# $\mathcal{F}$ convex and lower continous $\Rightarrow$ $\mathcal{F}$ weakly lower continous

I'm having troubles with one part of a problem consisting out of several subquestions and hope some of you can help me!

Let $$X$$ be a Banach-space and let $$\mathcal{F} : X \rightarrow (-\infty,\infty]$$ a convex and lower continous functional. I have to show, that $$\mathcal{F}$$ is weakly lower continous too.

We defined these types of continuity in the following way:

$$\mathcal{F}$$ is called lower continous if $$u_k \rightarrow u$$ in X $$\Rightarrow \mathcal{F}(u) \leq \liminf_{k\rightarrow \infty}\mathcal{F}(u_k)$$

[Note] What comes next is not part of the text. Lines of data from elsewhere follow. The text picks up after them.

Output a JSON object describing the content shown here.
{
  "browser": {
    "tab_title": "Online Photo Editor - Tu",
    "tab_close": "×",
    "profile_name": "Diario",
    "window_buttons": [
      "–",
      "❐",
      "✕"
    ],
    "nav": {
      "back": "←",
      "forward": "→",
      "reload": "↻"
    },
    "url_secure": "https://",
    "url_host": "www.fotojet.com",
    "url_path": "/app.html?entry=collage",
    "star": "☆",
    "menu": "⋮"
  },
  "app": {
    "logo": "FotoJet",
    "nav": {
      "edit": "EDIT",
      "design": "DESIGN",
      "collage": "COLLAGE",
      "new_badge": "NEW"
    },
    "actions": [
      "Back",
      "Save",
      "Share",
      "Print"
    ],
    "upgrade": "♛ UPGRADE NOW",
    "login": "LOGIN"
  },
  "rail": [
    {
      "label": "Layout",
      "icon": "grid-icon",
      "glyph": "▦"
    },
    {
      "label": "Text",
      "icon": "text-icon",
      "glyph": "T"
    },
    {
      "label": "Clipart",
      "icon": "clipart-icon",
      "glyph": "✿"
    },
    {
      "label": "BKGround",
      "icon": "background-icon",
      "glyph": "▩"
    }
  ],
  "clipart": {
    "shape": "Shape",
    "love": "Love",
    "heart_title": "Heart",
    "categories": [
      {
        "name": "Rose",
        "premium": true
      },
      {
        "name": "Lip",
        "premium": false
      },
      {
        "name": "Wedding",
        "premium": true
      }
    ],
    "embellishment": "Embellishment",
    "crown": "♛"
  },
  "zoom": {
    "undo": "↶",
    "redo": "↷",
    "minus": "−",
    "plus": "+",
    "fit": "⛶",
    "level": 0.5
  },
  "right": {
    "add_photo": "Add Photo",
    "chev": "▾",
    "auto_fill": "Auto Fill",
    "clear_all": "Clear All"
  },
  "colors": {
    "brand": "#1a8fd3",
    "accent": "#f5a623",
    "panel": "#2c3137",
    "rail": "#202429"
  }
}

$$\mathcal{F}$$ is called weakly lower continous if the same holds for $$u_k \rightharpoonup u$$.

I guess, that it might be a good idea to use one of the last statements we got in our lectur, which states that a convex subset $$C$$ of a Banach space $$X$$ is closed in strong topology if and only if $$C$$ is closed in the weak topology, but I even wasn't able to prove it using this lemma.

I would be grateful, if someone could help me! :)

PS: I've already looked for similar questions on stackexchange and found this one and this one but both use some different definition of lower contionus, which wasn't introduced in our lecture. So I would appreciate if someone could help solving this task using the definitions I mentioned above, due to I don't only want to solve this problem, but also want to improve my understanding of things introduced in our lecture.

If a set is convex and closed it is also weakly closed. The reasoning here is that the weak topology and is generated by linear functionals/halfspaces, and convex sets can be written as intersections of halfspaces.

With this in mind the proof works by considering the epigraph of $$f$$ (which is in fact a common approach in convex analysis). Note further that a convex function is lower semicontinuous if and only if its epigraph is closed. Since $$f$$ is assumed to be convex and lower semicontinuous its epigraph is convex and closed (in the regular topology) which makes it closed in the weak topology and thus weakly closed, i.e. weakly lower semicontinuous.

• Thanks for your help! – pcalc May 23 at 5:02

You may proceed as follows. Define the lower level sets at height $$\xi\in\mathbb{R}$$ of $$\mathcal{F}$$ as $$L_\xi=\left\{x\in X:\mathcal{F}(x)\leq\xi\right\}.$$

Step 1: Show that, if $$\mathcal{F}$$ is convex, then $$(\forall\xi\in\mathbb{R})\;L_\xi$$ is a convex subset of $$\mathbb{R}$$.

Step 2: Show that $$\mathcal{F}$$ is lower semicontinuous in the strong topology if and only if, for every $$\xi\in\mathbb{R}$$, $$L_\xi$$ is closed in the strong topology.

Step 3: Show that $$\mathcal{F}$$ is weakly lower semicontinuous if and only if, for every $$\xi\in\mathbb{R}$$, $$L_\xi$$ is closed in the weak topology. To do this, you just need to use the definition that you mentioned. Hint: use the sequential characterization of closed sets. :)

Step 4: Combine the above steps and the "last statement in your lecture."

Would be happy to provide more details if needed.

PS: I think we should refer to the "weak lower semicontinuity" in your question as "weakly sequentially lower semicontinuous." Although these guys coincide in the case of convex functions, it is not true in general. We need to use the notion of "nets" to deal with the weak topology.